INFORMATION PROVIDED

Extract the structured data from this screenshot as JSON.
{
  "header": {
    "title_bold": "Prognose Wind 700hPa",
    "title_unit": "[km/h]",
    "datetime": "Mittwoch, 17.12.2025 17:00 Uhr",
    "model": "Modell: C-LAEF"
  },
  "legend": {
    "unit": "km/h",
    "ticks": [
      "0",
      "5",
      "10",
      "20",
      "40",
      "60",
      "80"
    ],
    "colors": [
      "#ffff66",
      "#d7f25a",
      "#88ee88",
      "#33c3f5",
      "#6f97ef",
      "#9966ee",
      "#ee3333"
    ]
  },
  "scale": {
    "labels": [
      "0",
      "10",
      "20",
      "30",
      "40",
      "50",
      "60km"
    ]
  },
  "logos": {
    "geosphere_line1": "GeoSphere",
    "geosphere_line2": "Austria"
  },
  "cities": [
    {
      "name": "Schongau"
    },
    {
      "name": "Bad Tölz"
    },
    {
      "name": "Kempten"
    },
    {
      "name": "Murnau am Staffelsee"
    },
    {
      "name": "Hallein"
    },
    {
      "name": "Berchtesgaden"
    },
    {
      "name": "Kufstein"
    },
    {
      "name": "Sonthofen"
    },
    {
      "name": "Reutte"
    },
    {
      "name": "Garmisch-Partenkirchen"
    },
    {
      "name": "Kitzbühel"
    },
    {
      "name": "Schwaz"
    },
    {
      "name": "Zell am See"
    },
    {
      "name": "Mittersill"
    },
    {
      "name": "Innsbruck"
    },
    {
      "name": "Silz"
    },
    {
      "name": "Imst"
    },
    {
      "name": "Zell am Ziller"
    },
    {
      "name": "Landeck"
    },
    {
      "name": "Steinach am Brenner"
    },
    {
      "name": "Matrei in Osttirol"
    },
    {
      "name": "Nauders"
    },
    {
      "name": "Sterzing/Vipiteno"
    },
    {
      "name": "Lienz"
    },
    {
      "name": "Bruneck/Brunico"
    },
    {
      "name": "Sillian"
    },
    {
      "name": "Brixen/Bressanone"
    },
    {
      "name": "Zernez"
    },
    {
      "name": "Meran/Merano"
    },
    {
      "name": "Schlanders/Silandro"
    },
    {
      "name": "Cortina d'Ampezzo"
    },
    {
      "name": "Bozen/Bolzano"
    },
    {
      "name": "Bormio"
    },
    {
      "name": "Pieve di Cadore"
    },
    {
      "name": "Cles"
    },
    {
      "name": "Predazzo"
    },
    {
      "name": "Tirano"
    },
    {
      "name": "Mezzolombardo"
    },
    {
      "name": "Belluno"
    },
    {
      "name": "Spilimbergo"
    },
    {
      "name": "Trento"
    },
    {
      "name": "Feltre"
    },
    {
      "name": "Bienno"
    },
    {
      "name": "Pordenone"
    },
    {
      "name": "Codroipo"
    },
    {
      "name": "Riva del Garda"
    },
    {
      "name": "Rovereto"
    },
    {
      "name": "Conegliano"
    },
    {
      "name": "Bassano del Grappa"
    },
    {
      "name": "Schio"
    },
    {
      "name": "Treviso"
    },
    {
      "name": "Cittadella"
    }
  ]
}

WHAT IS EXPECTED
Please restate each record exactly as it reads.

REPLY
Extract the structured data from this screenshot as JSON.
{
  "header": {
    "title_bold": "Prognose Wind 700hPa",
    "title_unit": "[km/h]",
    "datetime": "Mittwoch, 17.12.2025 17:00 Uhr",
    "model": "Modell: C-LAEF"
  },
  "legend": {
    "unit": "km/h",
    "ticks": [
      "0",
      "5",
      "10",
      "20",
      "40",
      "60",
      "80"
    ],
    "colors": [
      "#ffff66",
      "#d7f25a",
      "#88ee88",
      "#33c3f5",
      "#6f97ef",
      "#9966ee",
      "#ee3333"
    ]
  },
  "scale": {
    "labels": [
      "0",
      "10",
      "20",
      "30",
      "40",
      "50",
      "60km"
    ]
  },
  "logos": {
    "geosphere_line1": "GeoSphere",
    "geosphere_line2": "Austria"
  },
  "cities": [
    {
      "name": "Schongau"
    },
    {
      "name": "Bad Tölz"
    },
    {
      "name": "Kempten"
    },
    {
      "name": "Murnau am Staffelsee"
    },
    {
      "name": "Hallein"
    },
    {
      "name": "Berchtesgaden"
    },
    {
      "name": "Kufstein"
    },
    {
      "name": "Sonthofen"
    },
    {
      "name": "Reutte"
    },
    {
      "name": "Garmisch-Partenkirchen"
    },
    {
      "name": "Kitzbühel"
    },
    {
      "name": "Schwaz"
    },
    {
      "name": "Zell am See"
    },
    {
      "name": "Mittersill"
    },
    {
      "name": "Innsbruck"
    },
    {
      "name": "Silz"
    },
    {
      "name": "Imst"
    },
    {
      "name": "Zell am Ziller"
    },
    {
      "name": "Landeck"
    },
    {
      "name": "Steinach am Brenner"
    },
    {
      "name": "Matrei in Osttirol"
    },
    {
      "name": "Nauders"
    },
    {
      "name": "Sterzing/Vipiteno"
    },
    {
      "name": "Lienz"
    },
    {
      "name": "Bruneck/Brunico"
    },
    {
      "name": "Sillian"
    },
    {
      "name": "Brixen/Bressanone"
    },
    {
      "name": "Zernez"
    },
    {
      "name": "Meran/Merano"
    },
    {
      "name": "Schlanders/Silandro"
    },
    {
      "name": "Cortina d'Ampezzo"
    },
    {
      "name": "Bozen/Bolzano"
    },
    {
      "name": "Bormio"
    },
    {
      "name": "Pieve di Cadore"
    },
    {
      "name": "Cles"
    },
    {
      "name": "Predazzo"
    },
    {
      "name": "Tirano"
    },
    {
      "name": "Mezzolombardo"
    },
    {
      "name": "Belluno"
    },
    {
      "name": "Spilimbergo"
    },
    {
      "name": "Trento"
    },
    {
      "name": "Feltre"
    },
    {
      "name": "Bienno"
    },
    {
      "name": "Pordenone"
    },
    {
      "name": "Codroipo"
    },
    {
      "name": "Riva del Garda"
    },
    {
      "name": "Rovereto"
    },
    {
      "name": "Conegliano"
    },
    {
      "name": "Bassano del Grappa"
    },
    {
      "name": "Schio"
    },
    {
      "name": "Treviso"
    },
    {
      "name": "Cittadella"
    }
  ]
}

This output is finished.